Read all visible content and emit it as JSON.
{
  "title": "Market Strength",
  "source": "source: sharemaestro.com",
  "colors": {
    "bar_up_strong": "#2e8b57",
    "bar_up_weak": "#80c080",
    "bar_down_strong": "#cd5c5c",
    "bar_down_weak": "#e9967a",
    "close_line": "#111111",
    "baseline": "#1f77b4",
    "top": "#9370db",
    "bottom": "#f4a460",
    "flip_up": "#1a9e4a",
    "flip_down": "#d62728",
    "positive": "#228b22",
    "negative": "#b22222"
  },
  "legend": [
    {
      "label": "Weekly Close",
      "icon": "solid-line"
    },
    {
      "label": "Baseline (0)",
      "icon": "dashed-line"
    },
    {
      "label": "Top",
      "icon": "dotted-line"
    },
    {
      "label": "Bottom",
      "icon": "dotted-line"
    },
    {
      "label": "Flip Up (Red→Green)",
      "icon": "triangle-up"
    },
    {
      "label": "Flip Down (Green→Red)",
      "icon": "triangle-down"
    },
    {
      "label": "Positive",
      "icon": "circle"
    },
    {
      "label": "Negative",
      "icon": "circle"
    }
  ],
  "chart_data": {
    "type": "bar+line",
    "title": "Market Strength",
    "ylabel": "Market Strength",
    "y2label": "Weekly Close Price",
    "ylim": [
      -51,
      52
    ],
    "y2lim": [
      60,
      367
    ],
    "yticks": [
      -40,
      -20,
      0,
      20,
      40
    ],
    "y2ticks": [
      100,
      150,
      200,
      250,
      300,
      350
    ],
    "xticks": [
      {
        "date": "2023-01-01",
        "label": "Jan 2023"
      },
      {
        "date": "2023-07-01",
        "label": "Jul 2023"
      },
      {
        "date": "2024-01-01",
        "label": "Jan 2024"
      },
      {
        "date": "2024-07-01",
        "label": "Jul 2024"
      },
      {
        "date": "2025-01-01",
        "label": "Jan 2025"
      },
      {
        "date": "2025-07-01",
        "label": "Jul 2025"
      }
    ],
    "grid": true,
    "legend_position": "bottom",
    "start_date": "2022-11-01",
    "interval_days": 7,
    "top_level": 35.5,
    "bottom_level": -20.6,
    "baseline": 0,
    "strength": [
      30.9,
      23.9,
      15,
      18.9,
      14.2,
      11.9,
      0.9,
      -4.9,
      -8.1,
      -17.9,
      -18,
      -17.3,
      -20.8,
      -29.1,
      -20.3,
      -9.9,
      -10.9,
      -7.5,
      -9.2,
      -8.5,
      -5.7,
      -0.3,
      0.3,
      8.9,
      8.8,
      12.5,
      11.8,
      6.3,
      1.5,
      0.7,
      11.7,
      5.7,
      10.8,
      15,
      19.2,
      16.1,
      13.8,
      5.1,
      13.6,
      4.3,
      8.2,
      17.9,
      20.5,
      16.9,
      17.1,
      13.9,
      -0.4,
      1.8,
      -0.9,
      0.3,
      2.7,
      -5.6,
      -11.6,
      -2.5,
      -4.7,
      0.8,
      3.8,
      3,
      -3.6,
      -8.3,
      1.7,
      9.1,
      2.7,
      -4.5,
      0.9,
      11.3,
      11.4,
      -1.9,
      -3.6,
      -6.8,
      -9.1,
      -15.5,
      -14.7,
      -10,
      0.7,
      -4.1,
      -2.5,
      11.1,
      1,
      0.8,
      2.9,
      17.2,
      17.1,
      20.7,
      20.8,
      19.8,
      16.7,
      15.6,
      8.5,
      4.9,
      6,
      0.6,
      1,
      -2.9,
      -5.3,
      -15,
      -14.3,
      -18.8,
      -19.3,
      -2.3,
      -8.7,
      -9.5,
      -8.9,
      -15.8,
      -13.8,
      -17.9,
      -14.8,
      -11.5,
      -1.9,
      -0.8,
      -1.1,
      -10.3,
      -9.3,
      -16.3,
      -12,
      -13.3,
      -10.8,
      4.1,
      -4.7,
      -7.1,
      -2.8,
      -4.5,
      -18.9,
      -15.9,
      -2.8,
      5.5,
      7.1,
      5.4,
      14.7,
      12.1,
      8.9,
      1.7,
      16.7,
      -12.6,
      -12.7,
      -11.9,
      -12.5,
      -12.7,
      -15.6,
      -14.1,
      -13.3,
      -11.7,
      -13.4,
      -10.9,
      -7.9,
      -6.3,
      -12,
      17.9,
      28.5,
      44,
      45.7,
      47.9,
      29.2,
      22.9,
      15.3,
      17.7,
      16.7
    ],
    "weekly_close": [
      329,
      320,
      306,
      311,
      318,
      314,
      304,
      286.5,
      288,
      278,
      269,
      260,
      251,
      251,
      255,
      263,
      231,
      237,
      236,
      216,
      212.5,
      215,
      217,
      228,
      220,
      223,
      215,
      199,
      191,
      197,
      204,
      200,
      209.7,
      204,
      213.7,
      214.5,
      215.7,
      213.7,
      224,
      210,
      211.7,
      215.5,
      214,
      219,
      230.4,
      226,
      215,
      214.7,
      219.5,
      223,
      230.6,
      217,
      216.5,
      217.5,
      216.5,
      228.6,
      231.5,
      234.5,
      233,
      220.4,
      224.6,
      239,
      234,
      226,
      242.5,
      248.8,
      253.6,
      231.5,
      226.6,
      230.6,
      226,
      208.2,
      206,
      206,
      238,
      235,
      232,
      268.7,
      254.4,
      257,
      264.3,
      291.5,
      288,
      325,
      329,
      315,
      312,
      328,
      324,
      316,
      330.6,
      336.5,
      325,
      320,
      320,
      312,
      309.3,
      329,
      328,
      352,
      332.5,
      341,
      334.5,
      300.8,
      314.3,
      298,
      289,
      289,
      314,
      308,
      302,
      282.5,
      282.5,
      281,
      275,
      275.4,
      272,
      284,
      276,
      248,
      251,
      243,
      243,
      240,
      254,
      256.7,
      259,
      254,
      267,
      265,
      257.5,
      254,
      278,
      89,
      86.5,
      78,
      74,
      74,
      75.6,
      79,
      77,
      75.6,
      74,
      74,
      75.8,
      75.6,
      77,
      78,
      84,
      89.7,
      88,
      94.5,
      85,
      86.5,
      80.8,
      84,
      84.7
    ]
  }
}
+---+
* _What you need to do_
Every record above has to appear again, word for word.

* _Task response_
Read all visible content and emit it as JSON.
{
  "title": "Market Strength",
  "source": "source: sharemaestro.com",
  "colors": {
    "bar_up_strong": "#2e8b57",
    "bar_up_weak": "#80c080",
    "bar_down_strong": "#cd5c5c",
    "bar_down_weak": "#e9967a",
    "close_line": "#111111",
    "baseline": "#1f77b4",
    "top": "#9370db",
    "bottom": "#f4a460",
    "flip_up": "#1a9e4a",
    "flip_down": "#d62728",
    "positive": "#228b22",
    "negative": "#b22222"
  },
  "legend": [
    {
      "label": "Weekly Close",
      "icon": "solid-line"
    },
    {
      "label": "Baseline (0)",
      "icon": "dashed-line"
    },
    {
      "label": "Top",
      "icon": "dotted-line"
    },
    {
      "label": "Bottom",
      "icon": "dotted-line"
    },
    {
      "label": "Flip Up (Red→Green)",
      "icon": "triangle-up"
    },
    {
      "label": "Flip Down (Green→Red)",
      "icon": "triangle-down"
    },
    {
      "label": "Positive",
      "icon": "circle"
    },
    {
      "label": "Negative",
      "icon": "circle"
    }
  ],
  "chart_data": {
    "type": "bar+line",
    "title": "Market Strength",
    "ylabel": "Market Strength",
    "y2label": "Weekly Close Price",
    "ylim": [
      -51,
      52
    ],
    "y2lim": [
      60,
      367
    ],
    "yticks": [
      -40,
      -20,
      0,
      20,
      40
    ],
    "y2ticks": [
      100,
      150,
      200,
      250,
      300,
      350
    ],
    "xticks": [
      {
        "date": "2023-01-01",
        "label": "Jan 2023"
      },
      {
        "date": "2023-07-01",
        "label": "Jul 2023"
      },
      {
        "date": "2024-01-01",
        "label": "Jan 2024"
      },
      {
        "date": "2024-07-01",
        "label": "Jul 2024"
      },
      {
        "date": "2025-01-01",
        "label": "Jan 2025"
      },
      {
        "date": "2025-07-01",
        "label": "Jul 2025"
      }
    ],
    "grid": true,
    "legend_position": "bottom",
    "start_date": "2022-11-01",
    "interval_days": 7,
    "top_level": 35.5,
    "bottom_level": -20.6,
    "baseline": 0,
    "strength": [
      30.9,
      23.9,
      15,
      18.9,
      14.2,
      11.9,
      0.9,
      -4.9,
      -8.1,
      -17.9,
      -18,
      -17.3,
      -20.8,
      -29.1,
      -20.3,
      -9.9,
      -10.9,
      -7.5,
      -9.2,
      -8.5,
      -5.7,
      -0.3,
      0.3,
      8.9,
      8.8,
      12.5,
      11.8,
      6.3,
      1.5,
      0.7,
      11.7,
      5.7,
      10.8,
      15,
      19.2,
      16.1,
      13.8,
      5.1,
      13.6,
      4.3,
      8.2,
      17.9,
      20.5,
      16.9,
      17.1,
      13.9,
      -0.4,
      1.8,
      -0.9,
      0.3,
      2.7,
      -5.6,
      -11.6,
      -2.5,
      -4.7,
      0.8,
      3.8,
      3,
      -3.6,
      -8.3,
      1.7,
      9.1,
      2.7,
      -4.5,
      0.9,
      11.3,
      11.4,
      -1.9,
      -3.6,
      -6.8,
      -9.1,
      -15.5,
      -14.7,
      -10,
      0.7,
      -4.1,
      -2.5,
      11.1,
      1,
      0.8,
      2.9,
      17.2,
      17.1,
      20.7,
      20.8,
      19.8,
      16.7,
      15.6,
      8.5,
      4.9,
      6,
      0.6,
      1,
      -2.9,
      -5.3,
      -15,
      -14.3,
      -18.8,
      -19.3,
      -2.3,
      -8.7,
      -9.5,
      -8.9,
      -15.8,
      -13.8,
      -17.9,
      -14.8,
      -11.5,
      -1.9,
      -0.8,
      -1.1,
      -10.3,
      -9.3,
      -16.3,
      -12,
      -13.3,
      -10.8,
      4.1,
      -4.7,
      -7.1,
      -2.8,
      -4.5,
      -18.9,
      -15.9,
      -2.8,
      5.5,
      7.1,
      5.4,
      14.7,
      12.1,
      8.9,
      1.7,
      16.7,
      -12.6,
      -12.7,
      -11.9,
      -12.5,
      -12.7,
      -15.6,
      -14.1,
      -13.3,
      -11.7,
      -13.4,
      -10.9,
      -7.9,
      -6.3,
      -12,
      17.9,
      28.5,
      44,
      45.7,
      47.9,
      29.2,
      22.9,
      15.3,
      17.7,
      16.7
    ],
    "weekly_close": [
      329,
      320,
      306,
      311,
      318,
      314,
      304,
      286.5,
      288,
      278,
      269,
      260,
      251,
      251,
      255,
      263,
      231,
      237,
      236,
      216,
      212.5,
      215,
      217,
      228,
      220,
      223,
      215,
      199,
      191,
      197,
      204,
      200,
      209.7,
      204,
      213.7,
      214.5,
      215.7,
      213.7,
      224,
      210,
      211.7,
      215.5,
      214,
      219,
      230.4,
      226,
      215,
      214.7,
      219.5,
      223,
      230.6,
      217,
      216.5,
      217.5,
      216.5,
      228.6,
      231.5,
      234.5,
      233,
      220.4,
      224.6,
      239,
      234,
      226,
      242.5,
      248.8,
      253.6,
      231.5,
      226.6,
      230.6,
      226,
      208.2,
      206,
      206,
      238,
      235,
      232,
      268.7,
      254.4,
      257,
      264.3,
      291.5,
      288,
      325,
      329,
      315,
      312,
      328,
      324,
      316,
      330.6,
      336.5,
      325,
      320,
      320,
      312,
      309.3,
      329,
      328,
      352,
      332.5,
      341,
      334.5,
      300.8,
      314.3,
      298,
      289,
      289,
      314,
      308,
      302,
      282.5,
      282.5,
      281,
      275,
      275.4,
      272,
      284,
      276,
      248,
      251,
      243,
      243,
      240,
      254,
      256.7,
      259,
      254,
      267,
      265,
      257.5,
      254,
      278,
      89,
      86.5,
      78,
      74,
      74,
      75.6,
      79,
      77,
      75.6,
      74,
      74,
      75.8,
      75.6,
      77,
      78,
      84,
      89.7,
      88,
      94.5,
      85,
      86.5,
      80.8,
      84,
      84.7
    ]
  }
}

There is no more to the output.